Adobe will announce on Thursday that it will revive a Mac version of Premiere, the software maker’s video program aimed at professional editors. The new Mac version will only run on Intel-based Macs and will be part of a larger Adobe Production Studio suite that will include Adobe Encore DVD and Adobe Soundbooth.
Adobe dropped Mac support for Premiere in July 2003. At the time, the company cited Apple’s increased efforts in the digital-video market, particularly with its Final Cut editing application. While Premiere disappeared from the Mac platform, Adobe continued to develop its motion-graphics application, After Effects, for Mac video pros.
However, a lot has changed in the ensuing three-plus years—namely, the growth of the Mac market and Apple’s decision to switch to processors from Intel.
“If you look at the industry as a whole, Mac customers are very important to us,” said Simon Hayhurst, director of product management for dynamic media at Adobe. “Pulling Premiere from the Mac was probably the hardest decision we ever made. It was always our intention to bring that back, and Apple’s move to Intel made it easier.”
Specifically, Apple’s decision to use Intel-built chips in its hardware gave Adobe the opportunity to start from scratch, Hayhurst said. The company was able to build the type of application it wanted to, instead of porting old code over to the Mac platform. The end result, Hayhurst added, is a fast performer.
Premiere’s new dynamic linking highlights the tight integration Adobe hopes will hook Mac users.
“I believe we can help Apple sell a lot of Intel Macs,” said Hayhurst.
While Adobe executives kept mum on the specific features that Premiere would have in the new version, they did say that the Mac version would have everything that the Windows version has, including tight integration within the suite.

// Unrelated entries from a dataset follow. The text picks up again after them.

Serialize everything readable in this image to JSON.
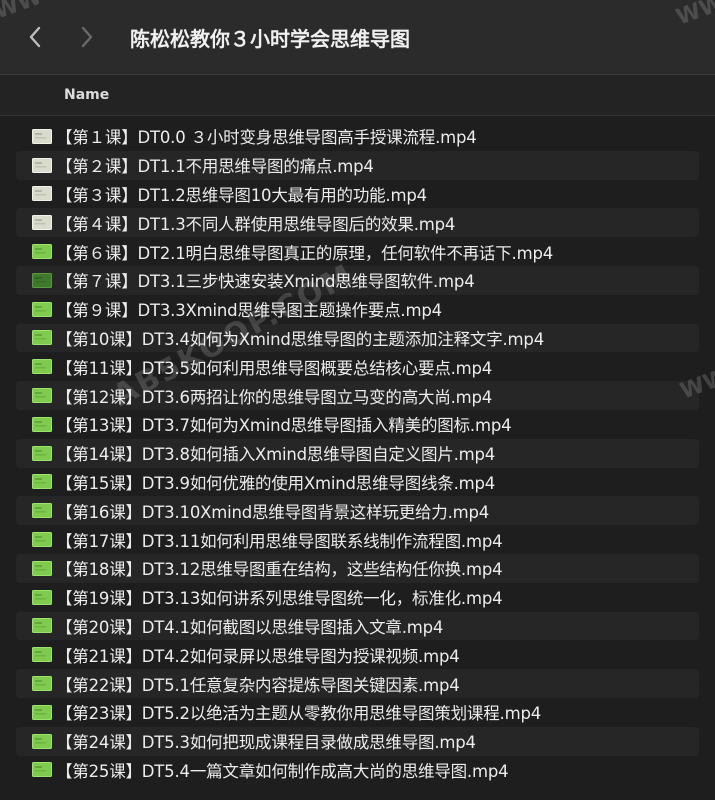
{
  "window": {
    "title": "陈松松教你３小时学会思维导图"
  },
  "list_header": {
    "name_label": "Name"
  },
  "files": [
    {
      "name": "【第１课】DT0.0 ３小时变身思维导图高手授课流程.mp4",
      "icon": "video-thumbnail-light"
    },
    {
      "name": "【第２课】DT1.1不用思维导图的痛点.mp4",
      "icon": "video-thumbnail-light"
    },
    {
      "name": "【第３课】DT1.2思维导图10大最有用的功能.mp4",
      "icon": "video-thumbnail-light"
    },
    {
      "name": "【第４课】DT1.3不同人群使用思维导图后的效果.mp4",
      "icon": "video-thumbnail-light"
    },
    {
      "name": "【第６课】DT2.1明白思维导图真正的原理，任何软件不再话下.mp4",
      "icon": "video-thumbnail-green"
    },
    {
      "name": "【第７课】DT3.1三步快速安装Xmind思维导图软件.mp4",
      "icon": "video-thumbnail-dark-green"
    },
    {
      "name": "【第９课】DT3.3Xmind思维导图主题操作要点.mp4",
      "icon": "video-thumbnail-green"
    },
    {
      "name": "【第10课】DT3.4如何为Xmind思维导图的主题添加注释文字.mp4",
      "icon": "video-thumbnail-green"
    },
    {
      "name": "【第11课】DT3.5如何利用思维导图概要总结核心要点.mp4",
      "icon": "video-thumbnail-green"
    },
    {
      "name": "【第12课】DT3.6两招让你的思维导图立马变的高大尚.mp4",
      "icon": "video-thumbnail-green"
    },
    {
      "name": "【第13课】DT3.7如何为Xmind思维导图插入精美的图标.mp4",
      "icon": "video-thumbnail-green"
    },
    {
      "name": "【第14课】DT3.8如何插入Xmind思维导图自定义图片.mp4",
      "icon": "video-thumbnail-green"
    },
    {
      "name": "【第15课】DT3.9如何优雅的使用Xmind思维导图线条.mp4",
      "icon": "video-thumbnail-green"
    },
    {
      "name": "【第16课】DT3.10Xmind思维导图背景这样玩更给力.mp4",
      "icon": "video-thumbnail-green"
    },
    {
      "name": "【第17课】DT3.11如何利用思维导图联系线制作流程图.mp4",
      "icon": "video-thumbnail-green"
    },
    {
      "name": "【第18课】DT3.12思维导图重在结构，这些结构任你换.mp4",
      "icon": "video-thumbnail-green"
    },
    {
      "name": "【第19课】DT3.13如何讲系列思维导图统一化，标准化.mp4",
      "icon": "video-thumbnail-green"
    },
    {
      "name": "【第20课】DT4.1如何截图以思维导图插入文章.mp4",
      "icon": "video-thumbnail-green"
    },
    {
      "name": "【第21课】DT4.2如何录屏以思维导图为授课视频.mp4",
      "icon": "video-thumbnail-green"
    },
    {
      "name": "【第22课】DT5.1任意复杂内容提炼导图关键因素.mp4",
      "icon": "video-thumbnail-green"
    },
    {
      "name": "【第23课】DT5.2以绝活为主题从零教你用思维导图策划课程.mp4",
      "icon": "video-thumbnail-green"
    },
    {
      "name": "【第24课】DT5.3如何把现成课程目录做成思维导图.mp4",
      "icon": "video-thumbnail-green"
    },
    {
      "name": "【第25课】DT5.4一篇文章如何制作成高大尚的思维导图.mp4",
      "icon": "video-thumbnail-green"
    }
  ],
  "watermark": {
    "text": "AB5KOOP.COM",
    "corner_text": "WW"
  },
  "colors": {
    "thumb_light": "#d9dccd",
    "thumb_green": "#7ecb4e",
    "thumb_dark_green": "#3f7a2c"
  }
}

Don’t expect to find many similarities with the old Mac version of Premiere. “They both have wheels and body frame, but that as far as the similarities go. This is a completely different animal, except for the name,” Hayhurst said. “The team has done an outstanding job.”
Part of the reason that Adobe decided to bring Premiere back was the interest and feedback the company received from Final Cut Pro users, according to Hayhurst. The company feels that the level of integration it brings to the market cannot be challenged.
“What makes the difference is who has the best integration—that’s what we’re seeing time and again,” Hayhurst said. “Fifty percent of the features in the update cycle focus on integration.”
Premiere and the Adobe Production Studio will be released in mid-2007. There was no word on whether a public beta would be released, but attendees of Macworld Conference and Expo will be the first to see Premiere; Adobe will demo the application at its booth.
Pricing for the Adobe Production Studio suite has not been set. In addition to Premiere and the DVD-authoring app Encore DVD, the suite also includes Soundbooth. The audio application for creative pros has been available as a
public beta since October.